### WORK ORDER
Write the records out again, exactly as they stand below.

### SOURCE INFORMATION

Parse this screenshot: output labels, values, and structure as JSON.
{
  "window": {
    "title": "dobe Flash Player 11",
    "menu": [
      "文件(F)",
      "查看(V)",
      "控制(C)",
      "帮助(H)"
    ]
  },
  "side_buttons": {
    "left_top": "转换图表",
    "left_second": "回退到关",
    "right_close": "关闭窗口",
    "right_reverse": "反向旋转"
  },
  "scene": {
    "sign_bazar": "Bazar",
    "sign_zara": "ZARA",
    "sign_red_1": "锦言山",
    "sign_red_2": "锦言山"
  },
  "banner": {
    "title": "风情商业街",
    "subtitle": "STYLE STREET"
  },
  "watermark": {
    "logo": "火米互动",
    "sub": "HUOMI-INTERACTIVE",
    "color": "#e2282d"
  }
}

### RESPONSE AREA
Parse this screenshot: output labels, values, and structure as JSON.
{
  "window": {
    "title": "dobe Flash Player 11",
    "menu": [
      "文件(F)",
      "查看(V)",
      "控制(C)",
      "帮助(H)"
    ]
  },
  "side_buttons": {
    "left_top": "转换图表",
    "left_second": "回退到关",
    "right_close": "关闭窗口",
    "right_reverse": "反向旋转"
  },
  "scene": {
    "sign_bazar": "Bazar",
    "sign_zara": "ZARA",
    "sign_red_1": "锦言山",
    "sign_red_2": "锦言山"
  },
  "banner": {
    "title": "风情商业街",
    "subtitle": "STYLE STREET"
  },
  "watermark": {
    "logo": "火米互动",
    "sub": "HUOMI-INTERACTIVE",
    "color": "#e2282d"
  }
}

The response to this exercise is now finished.